- Gram-positive bacteria, Holstein, Staphylococcus aureus, abscess, antibiotics, calving, case studies, connective tissues, dairy cows, epithelium, granulocyte colony-stimulating factor, granuloma, infection, lactation, mastitis, mechanics, milk, myeloperoxidase, necropsy, neutrophils, signs and symptoms (animals and humans), somatic cell count, traps, veterinary medicine

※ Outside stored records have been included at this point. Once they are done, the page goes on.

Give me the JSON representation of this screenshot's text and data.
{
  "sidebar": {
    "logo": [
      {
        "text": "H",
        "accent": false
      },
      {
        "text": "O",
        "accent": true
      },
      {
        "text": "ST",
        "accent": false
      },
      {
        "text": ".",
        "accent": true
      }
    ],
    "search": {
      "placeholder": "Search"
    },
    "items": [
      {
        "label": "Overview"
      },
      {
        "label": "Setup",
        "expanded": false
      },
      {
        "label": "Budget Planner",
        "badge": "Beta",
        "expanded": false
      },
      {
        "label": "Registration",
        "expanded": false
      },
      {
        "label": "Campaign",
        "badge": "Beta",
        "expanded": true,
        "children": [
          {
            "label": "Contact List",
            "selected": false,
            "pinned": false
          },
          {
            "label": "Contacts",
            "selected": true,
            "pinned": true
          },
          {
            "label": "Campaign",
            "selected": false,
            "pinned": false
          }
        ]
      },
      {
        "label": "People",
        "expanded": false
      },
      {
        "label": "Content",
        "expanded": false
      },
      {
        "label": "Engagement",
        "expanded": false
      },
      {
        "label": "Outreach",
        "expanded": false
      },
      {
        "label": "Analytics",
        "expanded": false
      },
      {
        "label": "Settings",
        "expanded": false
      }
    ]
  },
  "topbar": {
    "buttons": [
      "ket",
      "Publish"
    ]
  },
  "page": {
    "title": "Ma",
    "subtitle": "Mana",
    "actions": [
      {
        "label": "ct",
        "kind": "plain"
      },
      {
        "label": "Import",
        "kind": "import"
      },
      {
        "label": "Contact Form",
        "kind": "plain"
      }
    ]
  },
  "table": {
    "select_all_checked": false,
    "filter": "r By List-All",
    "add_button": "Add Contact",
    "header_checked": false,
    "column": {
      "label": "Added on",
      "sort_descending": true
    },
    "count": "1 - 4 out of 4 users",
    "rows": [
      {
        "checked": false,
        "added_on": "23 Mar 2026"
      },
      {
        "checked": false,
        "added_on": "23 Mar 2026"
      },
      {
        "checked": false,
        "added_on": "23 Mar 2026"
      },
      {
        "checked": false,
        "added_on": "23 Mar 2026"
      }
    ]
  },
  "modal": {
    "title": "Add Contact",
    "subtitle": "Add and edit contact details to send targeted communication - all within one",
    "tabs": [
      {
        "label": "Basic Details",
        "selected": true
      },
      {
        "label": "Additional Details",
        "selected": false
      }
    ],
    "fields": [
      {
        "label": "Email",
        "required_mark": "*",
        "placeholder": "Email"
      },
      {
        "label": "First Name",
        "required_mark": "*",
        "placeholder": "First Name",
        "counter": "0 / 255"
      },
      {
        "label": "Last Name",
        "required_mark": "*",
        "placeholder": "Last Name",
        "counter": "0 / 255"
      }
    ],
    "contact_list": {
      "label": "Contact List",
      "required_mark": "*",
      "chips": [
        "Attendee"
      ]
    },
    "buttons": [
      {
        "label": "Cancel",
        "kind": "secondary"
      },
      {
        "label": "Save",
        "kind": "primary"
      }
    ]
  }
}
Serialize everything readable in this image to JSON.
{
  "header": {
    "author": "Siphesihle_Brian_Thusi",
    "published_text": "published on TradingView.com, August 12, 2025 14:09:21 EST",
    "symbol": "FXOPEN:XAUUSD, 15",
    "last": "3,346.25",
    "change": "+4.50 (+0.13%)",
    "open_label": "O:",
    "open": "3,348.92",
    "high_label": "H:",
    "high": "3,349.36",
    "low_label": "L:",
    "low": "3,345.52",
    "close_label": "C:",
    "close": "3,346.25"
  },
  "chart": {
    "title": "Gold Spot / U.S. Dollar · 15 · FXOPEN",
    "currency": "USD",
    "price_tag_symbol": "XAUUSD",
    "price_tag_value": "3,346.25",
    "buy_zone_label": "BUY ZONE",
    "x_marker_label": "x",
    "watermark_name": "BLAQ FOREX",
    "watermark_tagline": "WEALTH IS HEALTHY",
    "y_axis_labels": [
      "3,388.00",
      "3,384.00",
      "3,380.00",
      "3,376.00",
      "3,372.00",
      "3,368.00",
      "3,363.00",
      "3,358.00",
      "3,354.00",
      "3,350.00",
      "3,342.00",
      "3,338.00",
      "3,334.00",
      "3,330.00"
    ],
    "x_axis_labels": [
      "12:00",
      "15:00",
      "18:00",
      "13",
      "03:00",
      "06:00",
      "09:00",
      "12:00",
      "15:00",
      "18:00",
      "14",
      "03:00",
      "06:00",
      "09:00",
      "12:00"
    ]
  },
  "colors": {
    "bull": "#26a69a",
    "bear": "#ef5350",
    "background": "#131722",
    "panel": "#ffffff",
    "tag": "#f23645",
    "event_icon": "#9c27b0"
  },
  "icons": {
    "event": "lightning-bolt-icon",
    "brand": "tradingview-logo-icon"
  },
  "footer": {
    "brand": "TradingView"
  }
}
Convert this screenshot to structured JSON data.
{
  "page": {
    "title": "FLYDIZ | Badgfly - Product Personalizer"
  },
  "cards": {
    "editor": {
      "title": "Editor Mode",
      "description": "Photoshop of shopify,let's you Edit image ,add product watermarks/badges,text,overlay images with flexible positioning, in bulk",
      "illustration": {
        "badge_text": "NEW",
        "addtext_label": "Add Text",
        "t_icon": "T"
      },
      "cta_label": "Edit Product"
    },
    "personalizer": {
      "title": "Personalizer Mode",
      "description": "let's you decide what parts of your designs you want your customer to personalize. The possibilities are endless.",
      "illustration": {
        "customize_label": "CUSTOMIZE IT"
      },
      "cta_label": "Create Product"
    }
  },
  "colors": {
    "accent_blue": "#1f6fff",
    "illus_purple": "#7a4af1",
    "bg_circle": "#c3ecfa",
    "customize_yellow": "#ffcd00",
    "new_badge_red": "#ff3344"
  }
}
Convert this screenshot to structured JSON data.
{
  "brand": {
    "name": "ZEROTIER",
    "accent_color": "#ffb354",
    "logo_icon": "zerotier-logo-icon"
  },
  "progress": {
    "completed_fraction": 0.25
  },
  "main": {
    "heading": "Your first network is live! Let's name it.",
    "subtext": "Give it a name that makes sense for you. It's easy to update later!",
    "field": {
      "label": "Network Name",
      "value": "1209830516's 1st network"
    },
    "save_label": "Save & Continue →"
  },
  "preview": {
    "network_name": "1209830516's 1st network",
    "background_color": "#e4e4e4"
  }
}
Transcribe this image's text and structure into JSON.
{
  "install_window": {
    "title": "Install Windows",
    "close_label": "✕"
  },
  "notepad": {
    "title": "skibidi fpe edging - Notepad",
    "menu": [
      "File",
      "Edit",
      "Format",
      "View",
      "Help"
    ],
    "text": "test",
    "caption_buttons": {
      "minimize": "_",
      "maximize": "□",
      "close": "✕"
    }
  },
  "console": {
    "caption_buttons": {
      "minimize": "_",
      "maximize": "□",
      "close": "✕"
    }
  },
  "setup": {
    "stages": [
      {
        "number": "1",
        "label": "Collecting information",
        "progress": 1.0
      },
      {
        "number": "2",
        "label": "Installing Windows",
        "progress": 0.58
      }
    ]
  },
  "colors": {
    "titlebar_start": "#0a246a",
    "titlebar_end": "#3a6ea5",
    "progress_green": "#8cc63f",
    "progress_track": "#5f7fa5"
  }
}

- BACKGROUND: Mastitis is the most common health concern plaguing the modern dairy cow and costs dairy producers estimates of two billion dollars annually. Staphylococcus aureus infections are prevalent, displaying varied disease presentation and markedly low cure rates. Neutrophils are considered the first line of defense against mastitis causing bacteria and are frequently targeted in the development of treatment and prevention technologies. We describe a case of naturally occurring, chronic mastitis in a Holstein cow (1428), caused by a novel strain of S. aureus that was not able to be cleared by antibiotic treatment. CASE PRESENTATION: The infection was identified in a single quarter, 2 months into the cow’s first lactation. The infection persisted for the following 20 months, including through dry off, and a second calving and lactation. This case of mastitis was associated with a consistently high somatic cell count, however presented with no other clinical signs. This cow was unsuccessfully treated with antibiotics commonly used to treat mastitis, consisting of two rounds of treatment during lactation and an additional round at the beginning of dry off. The chronic infection was also unchanged through an experimental mid-lactation treatment with pegylated granulocyte-colony stimulating factor (PEG-gCSF) and an additional periparturient treatment with PEG-gCSF. We isolated milk neutrophils from 1428 and compared them to two cows challenged with experimental S. aureus, strain Newbould 305. Neutrophils from 1428’s milk had higher surface expression of myeloperoxidase compared to experimental Newbould challenged animals, as well as increased presence of Neutrophil Extracellular Traps. This suggests a heightened activation state of neutrophils sourced from 1428’s naturally occurring infection. Upon postmortem examination, the affected quarter revealed multifocal abscesses separated by fibrous connective tissues. Abscesses were most common in the gland cistern and collecting duct region. Microscopically, the inflammatory reaction was pyogranulomatous to granulomatous and consistent with botryomycosis. Colonies of Gram-positive cocci were found within the eosinophilic matrix of the Splendore-Hoeppli reaction within granulomas and intracellularly within the acinar epithelium. CONCLUSIONS: Collectively, we describe a unique case of chronic mastitis, the characterization of which provides valuable insight into the mechanics of S. aureus treatment resistance and immune escape.